**Figure 6.**Correspondence analysis biplot of hospital admissions by city and cause (PosNegNMF clusters are represented by the city label colors).

Cluster | High Counts | Low Counts |
---|---|---|

1 | Respiratory | CVD, CHF, MI |

2 | MI | CHF, diabetes |

3 | MI, CVD | Respiratory |

4 | CHF | Diabetes, MI |

© 2016 by the authors; licensee MDPI, Basel, Switzerland. This article is an open access article distributed under the terms and conditions of the Creative Commons Attribution (CC-BY) license (http://creativecommons.org/licenses/by/4.0/).

## Share and Cite

**MDPI and ACS Style**

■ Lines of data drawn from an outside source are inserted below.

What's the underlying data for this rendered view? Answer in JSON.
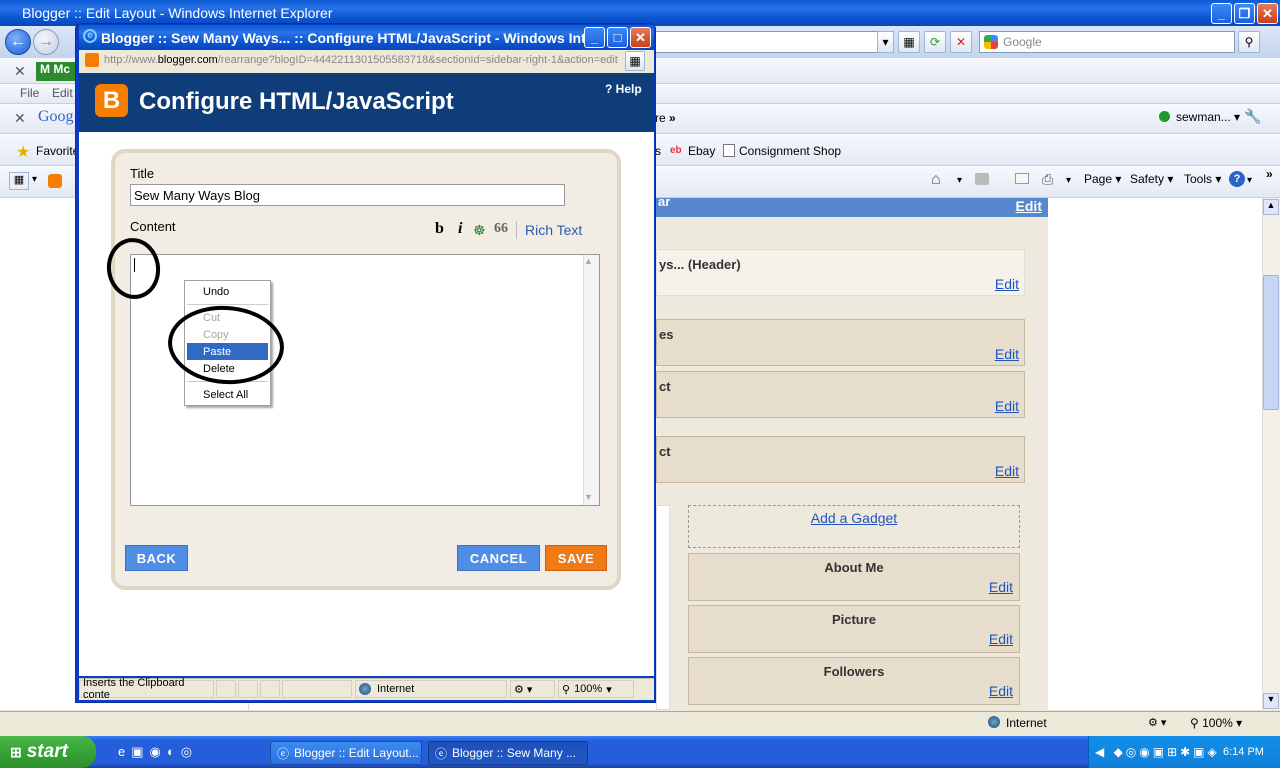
{
  "main_window": {
    "title": "Blogger :: Edit Layout - Windows Internet Explorer",
    "search_placeholder": "Google",
    "menu": {
      "file": "File",
      "edit": "Edit"
    },
    "links_bar": {
      "partial": "re",
      "ebay": "Ebay",
      "consignment": "Consignment Shop"
    },
    "user": "sewman...",
    "favorites": "Favorite",
    "toolbar": {
      "page": "Page",
      "safety": "Safety",
      "tools": "Tools"
    }
  },
  "layout": {
    "section_header": "ar",
    "section_edit": "Edit",
    "left_gadgets": [
      {
        "label": "ys... (Header)",
        "edit": "Edit"
      },
      {
        "label": "es",
        "edit": "Edit"
      },
      {
        "label": "ct",
        "edit": "Edit"
      },
      {
        "label": "ct",
        "edit": "Edit"
      }
    ],
    "add_gadget": "Add a Gadget",
    "right_gadgets": [
      {
        "label": "About Me",
        "edit": "Edit"
      },
      {
        "label": "Picture",
        "edit": "Edit"
      },
      {
        "label": "Followers",
        "edit": "Edit"
      }
    ]
  },
  "main_status": {
    "zone": "Internet",
    "zoom": "100%"
  },
  "popup": {
    "title": "Blogger :: Sew Many Ways... :: Configure HTML/JavaScript - Windows Inter...",
    "url_prefix": "http://www.",
    "url_domain": "blogger.com",
    "url_rest": "/rearrange?blogID=4442211301505583718&sectionId=sidebar-right-1&action=edit",
    "header_title": "Configure HTML/JavaScript",
    "help": "? Help",
    "title_label": "Title",
    "title_value": "Sew Many Ways Blog",
    "content_label": "Content",
    "format": {
      "bold": "b",
      "italic": "i",
      "quote": "66",
      "rich_text": "Rich Text"
    },
    "buttons": {
      "back": "BACK",
      "cancel": "CANCEL",
      "save": "SAVE"
    },
    "status_text": "Inserts the Clipboard conte",
    "zone": "Internet",
    "zoom": "100%"
  },
  "context_menu": {
    "undo": "Undo",
    "cut": "Cut",
    "copy": "Copy",
    "paste": "Paste",
    "delete": "Delete",
    "select_all": "Select All"
  },
  "taskbar": {
    "start": "start",
    "tasks": [
      "Blogger :: Edit Layout...",
      "Blogger :: Sew Many ..."
    ],
    "clock": "6:14 PM"
  }
}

Fogel, P.; Gaston-Mathé, Y.; Hawkins, D.; Fogel, F.; Luta, G.; Young, S.S.
Applications of a Novel Clustering Approach Using Non-Negative Matrix Factorization to Environmental Research in Public Health. *Int. J. Environ. Res. Public Health* **2016**, *13*, 509.
https://doi.org/10.3390/ijerph13050509

**AMA Style**

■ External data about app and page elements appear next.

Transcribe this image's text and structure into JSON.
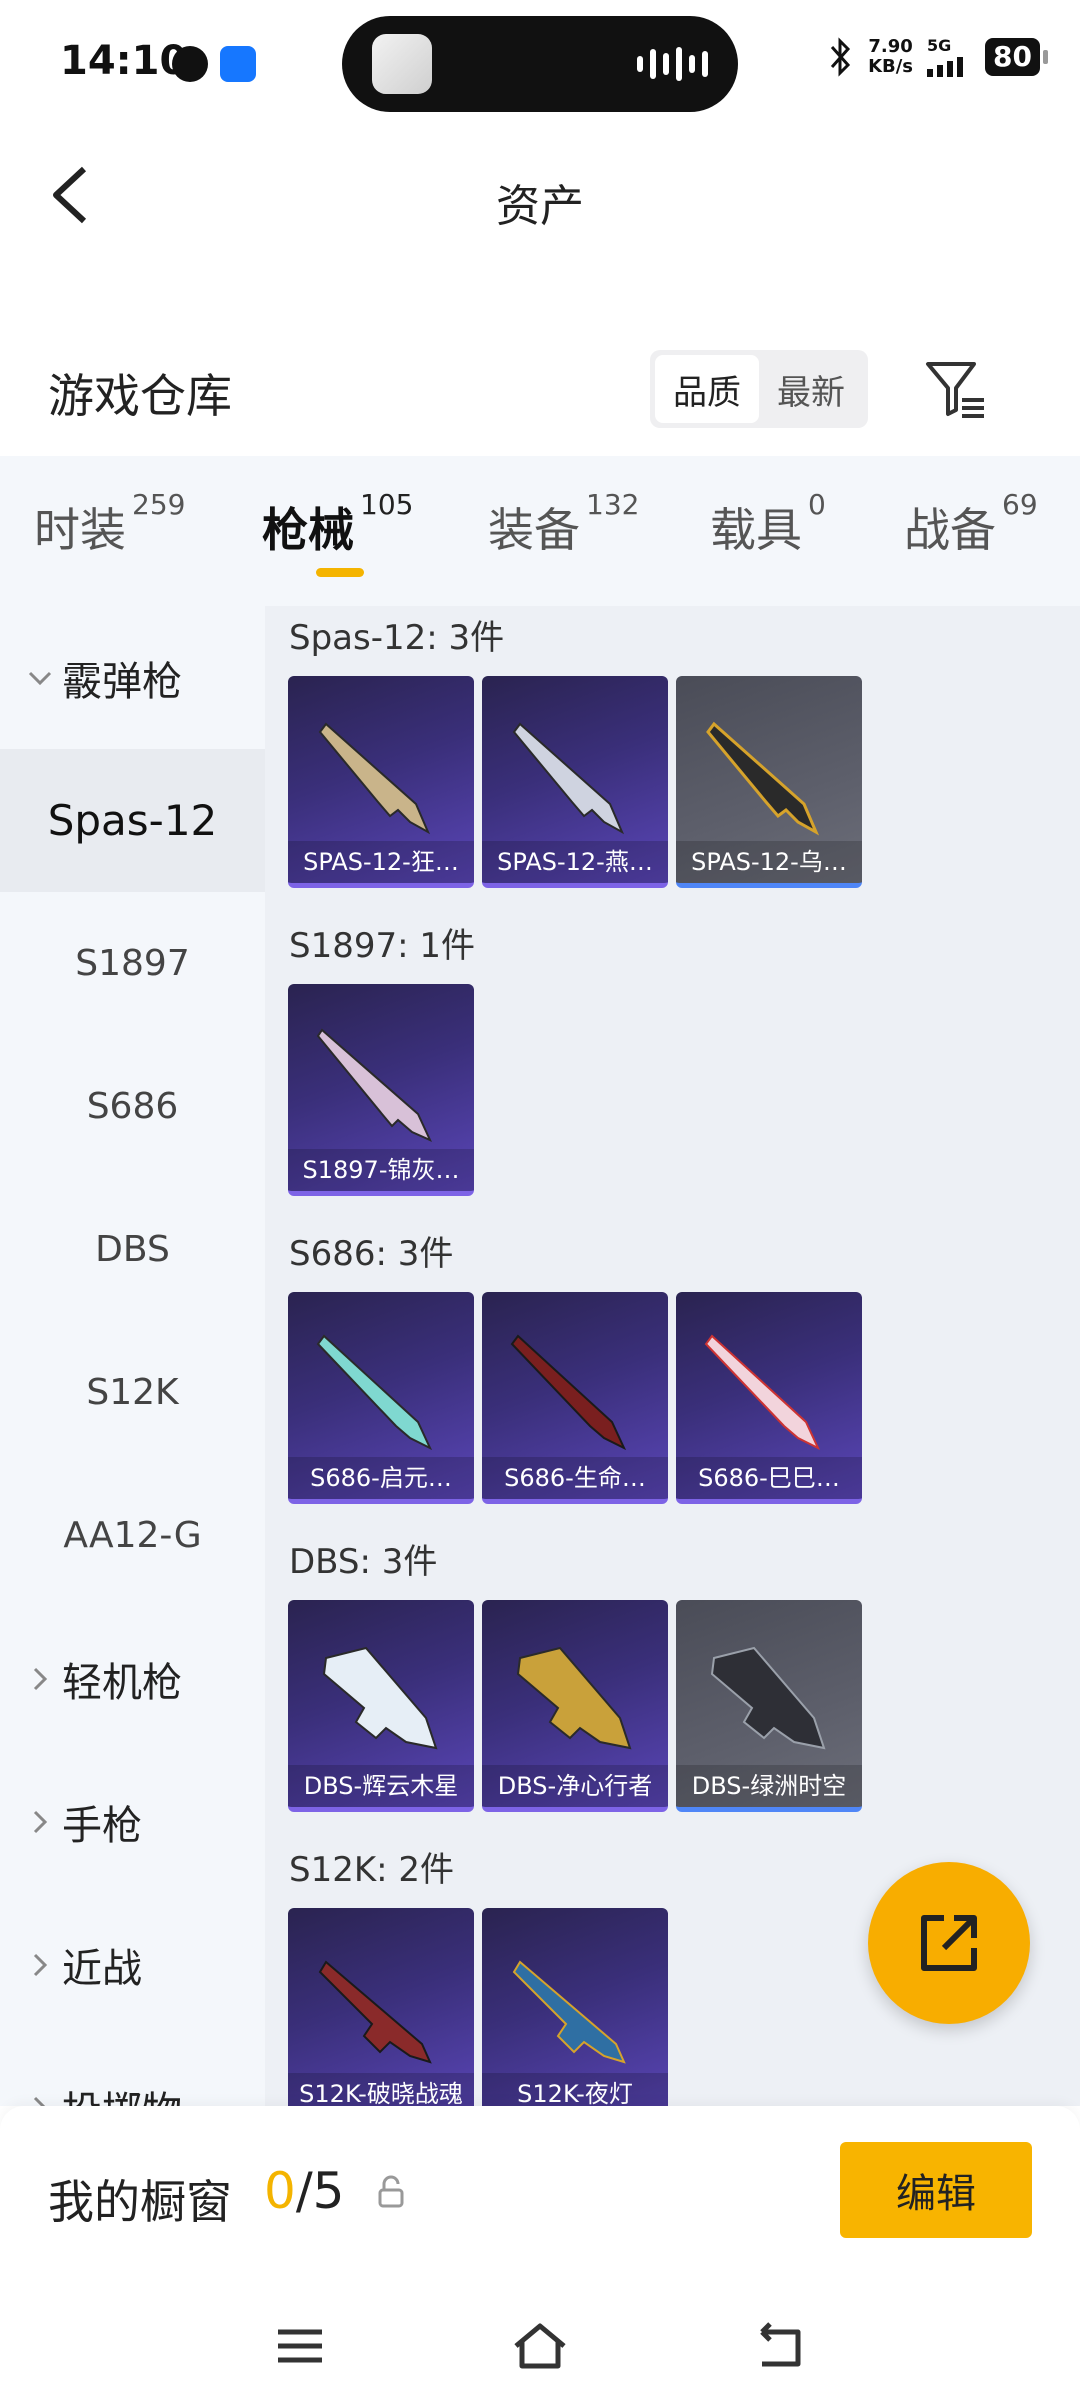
{
  "status_bar": {
    "time": "14:10",
    "net_speed_value": "7.90",
    "net_speed_unit": "KB/s",
    "network_type": "5G",
    "battery": "80"
  },
  "header": {
    "title": "资产"
  },
  "warehouse": {
    "title": "游戏仓库",
    "sort_options": [
      "品质",
      "最新"
    ],
    "active_sort": "品质"
  },
  "tabs": [
    {
      "label": "时装",
      "count": "259"
    },
    {
      "label": "枪械",
      "count": "105"
    },
    {
      "label": "装备",
      "count": "132"
    },
    {
      "label": "载具",
      "count": "0"
    },
    {
      "label": "战备",
      "count": "69"
    }
  ],
  "active_tab": "枪械",
  "sidebar": {
    "category_open": "霰弹枪",
    "items": [
      "Spas-12",
      "S1897",
      "S686",
      "DBS",
      "S12K",
      "AA12-G"
    ],
    "selected": "Spas-12",
    "categories_closed": [
      "轻机枪",
      "手枪",
      "近战",
      "投掷物"
    ]
  },
  "groups": [
    {
      "title": "Spas-12: 3件",
      "items": [
        "SPAS-12-狂…",
        "SPAS-12-燕…",
        "SPAS-12-乌…"
      ]
    },
    {
      "title": "S1897: 1件",
      "items": [
        "S1897-锦灰…"
      ]
    },
    {
      "title": "S686: 3件",
      "items": [
        "S686-启元…",
        "S686-生命…",
        "S686-巳巳…"
      ]
    },
    {
      "title": "DBS: 3件",
      "items": [
        "DBS-辉云木星",
        "DBS-净心行者",
        "DBS-绿洲时空"
      ]
    },
    {
      "title": "S12K: 2件",
      "items": [
        "S12K-破晓战魂",
        "S12K-夜灯"
      ]
    }
  ],
  "bottom": {
    "showcase_label": "我的橱窗",
    "showcase_current": "0",
    "showcase_total": "/5",
    "edit_label": "编辑"
  },
  "colors": {
    "accent": "#f8b400",
    "card_purple": "#3a2f7a",
    "card_grey": "#5d5f6b"
  }
}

Fogel P, Gaston-Mathé Y, Hawkins D, Fogel F, Luta G, Young SS.
Applications of a Novel Clustering Approach Using Non-Negative Matrix Factorization to Environmental Research in Public Health. *International Journal of Environmental Research and Public Health*. 2016; 13(5):509.
https://doi.org/10.3390/ijerph13050509

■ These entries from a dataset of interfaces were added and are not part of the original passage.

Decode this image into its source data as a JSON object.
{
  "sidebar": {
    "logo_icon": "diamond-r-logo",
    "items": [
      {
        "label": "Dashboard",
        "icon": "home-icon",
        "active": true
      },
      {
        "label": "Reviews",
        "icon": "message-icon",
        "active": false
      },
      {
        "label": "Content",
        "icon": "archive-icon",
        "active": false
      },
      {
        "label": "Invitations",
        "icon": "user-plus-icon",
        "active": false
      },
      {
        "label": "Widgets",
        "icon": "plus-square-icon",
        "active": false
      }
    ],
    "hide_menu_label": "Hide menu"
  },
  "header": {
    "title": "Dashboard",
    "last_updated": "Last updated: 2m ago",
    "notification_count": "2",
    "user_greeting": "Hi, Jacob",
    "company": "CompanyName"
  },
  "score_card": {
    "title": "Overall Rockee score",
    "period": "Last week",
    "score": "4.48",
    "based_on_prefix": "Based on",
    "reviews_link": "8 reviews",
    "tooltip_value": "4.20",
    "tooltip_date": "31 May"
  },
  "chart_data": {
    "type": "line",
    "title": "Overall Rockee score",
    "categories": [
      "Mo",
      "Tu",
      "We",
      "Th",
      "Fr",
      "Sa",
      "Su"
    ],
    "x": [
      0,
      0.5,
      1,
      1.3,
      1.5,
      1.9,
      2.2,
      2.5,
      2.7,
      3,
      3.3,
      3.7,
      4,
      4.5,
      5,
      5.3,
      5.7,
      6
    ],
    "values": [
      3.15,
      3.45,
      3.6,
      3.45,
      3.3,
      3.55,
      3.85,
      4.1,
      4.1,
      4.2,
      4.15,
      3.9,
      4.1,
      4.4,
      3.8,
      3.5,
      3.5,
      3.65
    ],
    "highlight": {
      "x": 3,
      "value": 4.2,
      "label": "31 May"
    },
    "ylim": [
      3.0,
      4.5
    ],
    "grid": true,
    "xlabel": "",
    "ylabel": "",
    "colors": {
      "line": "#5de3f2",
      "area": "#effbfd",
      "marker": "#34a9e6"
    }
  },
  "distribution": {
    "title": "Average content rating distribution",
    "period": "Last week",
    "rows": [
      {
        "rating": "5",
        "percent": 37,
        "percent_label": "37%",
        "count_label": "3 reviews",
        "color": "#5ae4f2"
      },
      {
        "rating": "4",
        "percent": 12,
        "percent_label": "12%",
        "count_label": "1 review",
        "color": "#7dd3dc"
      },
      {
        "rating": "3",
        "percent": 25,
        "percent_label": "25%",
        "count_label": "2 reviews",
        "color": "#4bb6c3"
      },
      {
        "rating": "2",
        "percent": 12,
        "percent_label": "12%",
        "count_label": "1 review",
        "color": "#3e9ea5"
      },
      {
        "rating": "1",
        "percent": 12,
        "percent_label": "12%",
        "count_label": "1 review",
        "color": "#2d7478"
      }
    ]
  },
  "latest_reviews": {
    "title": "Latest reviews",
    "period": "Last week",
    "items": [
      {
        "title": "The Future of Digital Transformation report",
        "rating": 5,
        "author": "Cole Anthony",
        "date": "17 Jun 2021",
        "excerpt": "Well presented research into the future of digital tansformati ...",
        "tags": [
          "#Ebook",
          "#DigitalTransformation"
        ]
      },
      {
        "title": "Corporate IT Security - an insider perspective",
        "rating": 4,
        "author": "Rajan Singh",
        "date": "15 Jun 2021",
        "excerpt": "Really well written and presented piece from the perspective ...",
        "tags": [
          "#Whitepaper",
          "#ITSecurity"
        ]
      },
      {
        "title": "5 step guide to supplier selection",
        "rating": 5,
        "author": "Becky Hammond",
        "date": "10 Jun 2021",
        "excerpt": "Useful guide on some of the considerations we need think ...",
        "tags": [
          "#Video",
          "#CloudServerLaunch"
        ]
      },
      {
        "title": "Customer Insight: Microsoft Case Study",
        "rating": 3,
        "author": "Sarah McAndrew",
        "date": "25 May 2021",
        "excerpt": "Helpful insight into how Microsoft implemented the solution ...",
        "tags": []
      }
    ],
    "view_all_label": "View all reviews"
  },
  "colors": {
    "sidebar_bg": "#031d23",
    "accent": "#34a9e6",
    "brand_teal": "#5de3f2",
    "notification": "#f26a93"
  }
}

**Chicago/Turabian Style**

Fogel, Paul, Yann Gaston-Mathé, Douglas Hawkins, Fajwel Fogel, George Luta, and S. Stanley Young.
2016. "Applications of a Novel Clustering Approach Using Non-Negative Matrix Factorization to Environmental Research in Public Health" *International Journal of Environmental Research and Public Health* 13, no. 5: 509.
https://doi.org/10.3390/ijerph13050509